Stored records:
+===+
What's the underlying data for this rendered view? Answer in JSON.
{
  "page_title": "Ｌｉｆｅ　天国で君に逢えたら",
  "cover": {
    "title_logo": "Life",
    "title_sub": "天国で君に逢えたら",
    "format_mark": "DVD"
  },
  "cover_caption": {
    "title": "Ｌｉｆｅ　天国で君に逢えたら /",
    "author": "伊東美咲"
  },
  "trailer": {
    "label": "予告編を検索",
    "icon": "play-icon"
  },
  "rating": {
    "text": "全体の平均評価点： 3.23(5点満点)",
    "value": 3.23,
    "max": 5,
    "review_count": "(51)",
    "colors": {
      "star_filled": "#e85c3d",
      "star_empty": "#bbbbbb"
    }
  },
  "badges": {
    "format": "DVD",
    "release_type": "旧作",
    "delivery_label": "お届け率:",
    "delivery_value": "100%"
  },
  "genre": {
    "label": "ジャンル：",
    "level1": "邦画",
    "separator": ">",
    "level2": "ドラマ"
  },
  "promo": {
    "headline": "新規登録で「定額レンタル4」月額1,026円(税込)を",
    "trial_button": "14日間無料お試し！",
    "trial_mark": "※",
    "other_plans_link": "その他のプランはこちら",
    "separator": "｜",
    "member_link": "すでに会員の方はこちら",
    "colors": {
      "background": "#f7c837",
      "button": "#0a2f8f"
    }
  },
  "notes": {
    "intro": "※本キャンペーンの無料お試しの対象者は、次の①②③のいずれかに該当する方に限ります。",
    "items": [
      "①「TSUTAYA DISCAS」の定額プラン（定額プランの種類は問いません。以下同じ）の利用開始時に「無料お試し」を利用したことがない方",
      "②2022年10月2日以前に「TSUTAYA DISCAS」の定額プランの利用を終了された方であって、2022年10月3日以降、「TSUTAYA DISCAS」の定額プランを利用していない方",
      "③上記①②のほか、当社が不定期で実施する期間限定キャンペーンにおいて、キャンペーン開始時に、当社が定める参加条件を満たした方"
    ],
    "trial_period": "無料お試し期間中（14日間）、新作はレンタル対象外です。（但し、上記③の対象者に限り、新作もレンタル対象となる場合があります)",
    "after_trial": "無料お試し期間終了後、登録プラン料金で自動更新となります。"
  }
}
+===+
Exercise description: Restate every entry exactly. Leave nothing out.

Finished task:
What's the underlying data for this rendered view? Answer in JSON.
{
  "page_title": "Ｌｉｆｅ　天国で君に逢えたら",
  "cover": {
    "title_logo": "Life",
    "title_sub": "天国で君に逢えたら",
    "format_mark": "DVD"
  },
  "cover_caption": {
    "title": "Ｌｉｆｅ　天国で君に逢えたら /",
    "author": "伊東美咲"
  },
  "trailer": {
    "label": "予告編を検索",
    "icon": "play-icon"
  },
  "rating": {
    "text": "全体の平均評価点： 3.23(5点満点)",
    "value": 3.23,
    "max": 5,
    "review_count": "(51)",
    "colors": {
      "star_filled": "#e85c3d",
      "star_empty": "#bbbbbb"
    }
  },
  "badges": {
    "format": "DVD",
    "release_type": "旧作",
    "delivery_label": "お届け率:",
    "delivery_value": "100%"
  },
  "genre": {
    "label": "ジャンル：",
    "level1": "邦画",
    "separator": ">",
    "level2": "ドラマ"
  },
  "promo": {
    "headline": "新規登録で「定額レンタル4」月額1,026円(税込)を",
    "trial_button": "14日間無料お試し！",
    "trial_mark": "※",
    "other_plans_link": "その他のプランはこちら",
    "separator": "｜",
    "member_link": "すでに会員の方はこちら",
    "colors": {
      "background": "#f7c837",
      "button": "#0a2f8f"
    }
  },
  "notes": {
    "intro": "※本キャンペーンの無料お試しの対象者は、次の①②③のいずれかに該当する方に限ります。",
    "items": [
      "①「TSUTAYA DISCAS」の定額プラン（定額プランの種類は問いません。以下同じ）の利用開始時に「無料お試し」を利用したことがない方",
      "②2022年10月2日以前に「TSUTAYA DISCAS」の定額プランの利用を終了された方であって、2022年10月3日以降、「TSUTAYA DISCAS」の定額プランを利用していない方",
      "③上記①②のほか、当社が不定期で実施する期間限定キャンペーンにおいて、キャンペーン開始時に、当社が定める参加条件を満たした方"
    ],
    "trial_period": "無料お試し期間中（14日間）、新作はレンタル対象外です。（但し、上記③の対象者に限り、新作もレンタル対象となる場合があります)",
    "after_trial": "無料お試し期間終了後、登録プラン料金で自動更新となります。"
  }
}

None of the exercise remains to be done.